Black Friday 2017 shatters record for gun background check requests


This Black Friday, Americans across the country were shopping for the best deals on electronics, clothes — and, well, guns.

USA Today reported Saturday that a single-day record for gun background check requests was set on Black Friday, with the FBI filing a total of 203,086 requests.

Friday’s total tops the previous record of 185,713 requests, which was set on Black Friday in 2016. USA Today noted that the number of requests are not indicative of the actual number of guns sold, as a buyer could purchase multiple firearms in a single purchase. Though background checks are required to purchase firearms from federally licensed dealers, there are also “loopholes” to purchase them without a background check, such as purchasing one at a gun show from an unlicensed seller.
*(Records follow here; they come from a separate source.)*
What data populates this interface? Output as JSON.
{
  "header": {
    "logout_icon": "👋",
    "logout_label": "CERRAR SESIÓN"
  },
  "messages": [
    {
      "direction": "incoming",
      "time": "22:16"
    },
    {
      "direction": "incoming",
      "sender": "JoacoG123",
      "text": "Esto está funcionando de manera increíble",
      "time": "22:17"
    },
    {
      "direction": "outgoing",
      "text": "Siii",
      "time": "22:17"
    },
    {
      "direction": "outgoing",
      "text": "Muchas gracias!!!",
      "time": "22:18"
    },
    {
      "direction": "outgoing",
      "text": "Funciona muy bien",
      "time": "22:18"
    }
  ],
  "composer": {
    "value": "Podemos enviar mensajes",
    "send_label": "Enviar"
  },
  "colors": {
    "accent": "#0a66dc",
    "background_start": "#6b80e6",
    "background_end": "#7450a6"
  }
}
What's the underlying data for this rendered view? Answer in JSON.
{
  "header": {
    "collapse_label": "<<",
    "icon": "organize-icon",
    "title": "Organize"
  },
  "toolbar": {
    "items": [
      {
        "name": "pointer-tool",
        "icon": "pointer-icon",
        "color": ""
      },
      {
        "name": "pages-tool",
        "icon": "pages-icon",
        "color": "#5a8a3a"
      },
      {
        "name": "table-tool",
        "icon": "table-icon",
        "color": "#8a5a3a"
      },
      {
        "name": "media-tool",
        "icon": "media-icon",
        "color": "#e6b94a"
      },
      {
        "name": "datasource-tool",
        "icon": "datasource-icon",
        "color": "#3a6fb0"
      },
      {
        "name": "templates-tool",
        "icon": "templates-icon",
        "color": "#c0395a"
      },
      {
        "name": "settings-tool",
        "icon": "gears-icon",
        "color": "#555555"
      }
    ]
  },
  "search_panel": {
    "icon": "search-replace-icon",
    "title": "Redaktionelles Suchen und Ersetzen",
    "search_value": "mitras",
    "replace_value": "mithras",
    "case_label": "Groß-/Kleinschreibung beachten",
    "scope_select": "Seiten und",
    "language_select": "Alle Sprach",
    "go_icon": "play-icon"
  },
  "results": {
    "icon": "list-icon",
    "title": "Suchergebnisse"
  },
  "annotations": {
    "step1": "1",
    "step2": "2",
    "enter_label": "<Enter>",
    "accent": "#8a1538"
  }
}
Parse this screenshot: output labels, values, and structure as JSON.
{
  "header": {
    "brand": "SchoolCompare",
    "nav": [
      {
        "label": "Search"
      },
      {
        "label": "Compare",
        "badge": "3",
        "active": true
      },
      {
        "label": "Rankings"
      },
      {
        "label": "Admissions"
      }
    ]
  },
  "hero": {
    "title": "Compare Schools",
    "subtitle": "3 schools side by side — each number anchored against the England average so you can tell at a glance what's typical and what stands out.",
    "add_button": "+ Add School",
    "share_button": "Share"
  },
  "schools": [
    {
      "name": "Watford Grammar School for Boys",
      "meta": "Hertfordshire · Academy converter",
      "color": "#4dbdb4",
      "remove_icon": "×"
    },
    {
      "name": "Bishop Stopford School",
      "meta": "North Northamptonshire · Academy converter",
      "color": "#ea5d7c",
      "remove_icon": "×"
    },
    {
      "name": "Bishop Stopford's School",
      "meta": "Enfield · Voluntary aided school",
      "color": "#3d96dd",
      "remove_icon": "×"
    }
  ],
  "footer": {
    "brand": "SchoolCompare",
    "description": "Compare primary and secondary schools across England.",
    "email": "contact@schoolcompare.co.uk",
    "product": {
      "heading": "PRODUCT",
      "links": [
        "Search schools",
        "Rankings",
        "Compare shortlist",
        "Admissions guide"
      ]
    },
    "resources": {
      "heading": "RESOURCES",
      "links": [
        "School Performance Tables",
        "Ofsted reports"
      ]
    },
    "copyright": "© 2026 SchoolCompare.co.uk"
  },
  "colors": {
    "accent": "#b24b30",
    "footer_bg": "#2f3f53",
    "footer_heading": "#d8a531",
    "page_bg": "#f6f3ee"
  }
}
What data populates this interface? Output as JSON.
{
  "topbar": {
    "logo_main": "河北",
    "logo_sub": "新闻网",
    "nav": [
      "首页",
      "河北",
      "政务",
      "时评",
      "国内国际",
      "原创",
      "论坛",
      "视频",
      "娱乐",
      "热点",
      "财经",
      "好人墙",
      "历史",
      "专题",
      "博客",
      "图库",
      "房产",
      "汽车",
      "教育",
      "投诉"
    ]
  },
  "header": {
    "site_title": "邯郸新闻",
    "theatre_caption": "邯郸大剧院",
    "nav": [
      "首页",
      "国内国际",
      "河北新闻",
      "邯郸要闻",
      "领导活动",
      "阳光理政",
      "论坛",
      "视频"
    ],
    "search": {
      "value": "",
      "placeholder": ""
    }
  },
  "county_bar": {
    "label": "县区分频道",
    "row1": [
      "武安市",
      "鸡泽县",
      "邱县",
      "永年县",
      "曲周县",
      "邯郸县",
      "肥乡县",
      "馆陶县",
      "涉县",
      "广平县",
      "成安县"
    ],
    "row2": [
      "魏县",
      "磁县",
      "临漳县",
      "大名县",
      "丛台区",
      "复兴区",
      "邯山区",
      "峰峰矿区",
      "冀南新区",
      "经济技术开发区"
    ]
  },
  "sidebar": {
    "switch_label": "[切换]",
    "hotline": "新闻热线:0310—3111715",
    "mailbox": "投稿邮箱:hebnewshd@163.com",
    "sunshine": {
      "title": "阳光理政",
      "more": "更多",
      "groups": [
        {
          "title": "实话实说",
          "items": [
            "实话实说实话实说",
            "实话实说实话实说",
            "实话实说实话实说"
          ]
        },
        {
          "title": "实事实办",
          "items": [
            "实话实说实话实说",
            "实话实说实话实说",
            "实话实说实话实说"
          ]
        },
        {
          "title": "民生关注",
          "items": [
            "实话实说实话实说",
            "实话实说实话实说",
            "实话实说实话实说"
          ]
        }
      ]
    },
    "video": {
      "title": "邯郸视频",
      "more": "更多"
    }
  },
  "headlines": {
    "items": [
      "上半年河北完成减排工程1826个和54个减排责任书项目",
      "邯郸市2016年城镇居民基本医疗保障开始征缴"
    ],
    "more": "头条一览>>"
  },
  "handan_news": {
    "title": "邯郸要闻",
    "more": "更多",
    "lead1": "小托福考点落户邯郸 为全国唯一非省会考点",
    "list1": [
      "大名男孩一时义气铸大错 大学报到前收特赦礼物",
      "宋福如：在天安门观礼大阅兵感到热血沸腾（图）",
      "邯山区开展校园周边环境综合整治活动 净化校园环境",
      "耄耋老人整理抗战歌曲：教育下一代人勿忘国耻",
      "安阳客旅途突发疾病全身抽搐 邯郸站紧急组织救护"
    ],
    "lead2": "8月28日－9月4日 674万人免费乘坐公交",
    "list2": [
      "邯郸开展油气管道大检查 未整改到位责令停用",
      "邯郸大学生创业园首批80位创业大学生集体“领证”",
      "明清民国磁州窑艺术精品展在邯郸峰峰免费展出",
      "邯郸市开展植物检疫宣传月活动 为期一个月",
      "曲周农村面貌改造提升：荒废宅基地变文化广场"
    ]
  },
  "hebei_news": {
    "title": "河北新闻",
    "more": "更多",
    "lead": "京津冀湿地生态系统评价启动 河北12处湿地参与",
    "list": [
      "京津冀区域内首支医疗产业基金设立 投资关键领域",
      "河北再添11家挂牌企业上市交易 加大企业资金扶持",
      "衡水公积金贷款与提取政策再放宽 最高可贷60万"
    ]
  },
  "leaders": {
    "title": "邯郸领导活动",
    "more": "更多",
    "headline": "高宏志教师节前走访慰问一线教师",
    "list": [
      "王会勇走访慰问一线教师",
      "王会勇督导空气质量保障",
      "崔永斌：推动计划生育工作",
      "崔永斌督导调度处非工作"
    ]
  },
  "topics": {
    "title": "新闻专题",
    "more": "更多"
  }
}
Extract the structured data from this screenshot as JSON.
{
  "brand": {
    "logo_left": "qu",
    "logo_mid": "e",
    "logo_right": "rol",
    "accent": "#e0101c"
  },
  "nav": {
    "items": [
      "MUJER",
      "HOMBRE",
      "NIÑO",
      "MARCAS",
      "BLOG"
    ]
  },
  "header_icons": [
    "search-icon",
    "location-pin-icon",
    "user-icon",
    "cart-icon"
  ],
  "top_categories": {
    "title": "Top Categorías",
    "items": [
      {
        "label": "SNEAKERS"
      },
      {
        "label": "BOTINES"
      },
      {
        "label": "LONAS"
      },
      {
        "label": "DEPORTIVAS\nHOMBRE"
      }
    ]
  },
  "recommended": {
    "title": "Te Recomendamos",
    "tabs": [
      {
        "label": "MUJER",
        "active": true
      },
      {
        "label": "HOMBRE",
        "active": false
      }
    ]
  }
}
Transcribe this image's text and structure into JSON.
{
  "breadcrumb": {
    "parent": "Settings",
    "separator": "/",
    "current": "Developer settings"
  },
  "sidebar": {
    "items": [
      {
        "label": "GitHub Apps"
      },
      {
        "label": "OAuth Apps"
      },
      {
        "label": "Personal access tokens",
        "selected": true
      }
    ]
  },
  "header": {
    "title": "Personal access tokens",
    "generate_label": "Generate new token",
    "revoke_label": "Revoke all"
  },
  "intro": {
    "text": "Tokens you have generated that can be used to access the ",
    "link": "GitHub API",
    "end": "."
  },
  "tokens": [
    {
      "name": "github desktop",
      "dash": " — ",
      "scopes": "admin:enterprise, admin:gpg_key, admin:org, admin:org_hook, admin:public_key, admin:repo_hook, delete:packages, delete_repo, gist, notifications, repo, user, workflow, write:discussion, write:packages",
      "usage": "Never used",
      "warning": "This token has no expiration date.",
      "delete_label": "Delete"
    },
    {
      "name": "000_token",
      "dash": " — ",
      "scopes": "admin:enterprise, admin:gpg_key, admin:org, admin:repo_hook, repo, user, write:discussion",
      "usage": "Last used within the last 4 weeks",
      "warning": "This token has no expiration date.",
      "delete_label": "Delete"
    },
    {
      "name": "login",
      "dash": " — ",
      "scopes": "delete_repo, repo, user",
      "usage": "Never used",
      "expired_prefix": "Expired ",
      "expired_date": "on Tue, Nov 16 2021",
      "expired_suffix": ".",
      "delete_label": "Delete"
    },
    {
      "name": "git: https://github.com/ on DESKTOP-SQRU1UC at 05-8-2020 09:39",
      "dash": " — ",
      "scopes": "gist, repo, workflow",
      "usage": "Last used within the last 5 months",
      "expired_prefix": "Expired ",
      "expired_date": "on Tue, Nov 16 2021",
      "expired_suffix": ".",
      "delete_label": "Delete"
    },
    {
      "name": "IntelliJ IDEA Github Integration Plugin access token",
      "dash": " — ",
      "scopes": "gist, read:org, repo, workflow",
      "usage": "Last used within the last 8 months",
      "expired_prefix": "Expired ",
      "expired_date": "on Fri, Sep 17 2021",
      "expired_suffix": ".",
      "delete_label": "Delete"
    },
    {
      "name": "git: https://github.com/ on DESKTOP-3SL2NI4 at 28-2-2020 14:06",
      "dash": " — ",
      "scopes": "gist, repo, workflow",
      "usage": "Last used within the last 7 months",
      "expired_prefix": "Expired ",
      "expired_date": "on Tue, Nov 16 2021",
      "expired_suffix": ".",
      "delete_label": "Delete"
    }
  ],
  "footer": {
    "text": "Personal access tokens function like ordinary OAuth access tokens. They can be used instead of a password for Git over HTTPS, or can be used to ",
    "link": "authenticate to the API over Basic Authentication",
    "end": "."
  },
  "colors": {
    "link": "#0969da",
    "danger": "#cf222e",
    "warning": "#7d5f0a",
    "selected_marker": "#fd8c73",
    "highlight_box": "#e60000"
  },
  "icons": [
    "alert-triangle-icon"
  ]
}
The record numbers come amid an overall decline in sales since Donald Trump became president, USA Today reported. It’s a noticeable contrast to Barack Obama’s presidency, during which sales rose as consumers feared an increase in gun control measures.

Friday’s record background check requests, however, also come after pushes for more gun control have been back in the news following shootings in Las Vegas and Sutherland Springs, Texas — and the efficacy of federal background checks themselves have been called into question.

Attorney General Jeff Sessions ordered a review of the database used for federal background checks on Wednesday, the New York Times reported, just two days before the Black Friday surge. The review comes after it was discovered that domestic violence charges against Sutherland Springs suspect Devin Kelley, which would have prevented him from purchasing a firearm, were not properly reported to the FBI.

Along with staffing shortages at both the FBI and the Bureau of Alcohol Tobacco Firearms and Explosives, the incomplete database has long been a problem for the federal background check system, an earlier USA Today report noted. The background check system relies on voluntary submissions from law enforcement agencies, resulting in “a database rife with incomplete or inadequate record submissions.”

“Many of the challenges that we have long faced have not gone away, nor will they go away,” Stephen Morris, a former assistant FBI director who oversaw the bureau’s vast background check operation, told USA Today. “We could build the best IT (information technology) system money can buy — the fastest, most efficient. In the end, it is only as good as the information that is fed into it. Like they say: Garbage in, garbage out.”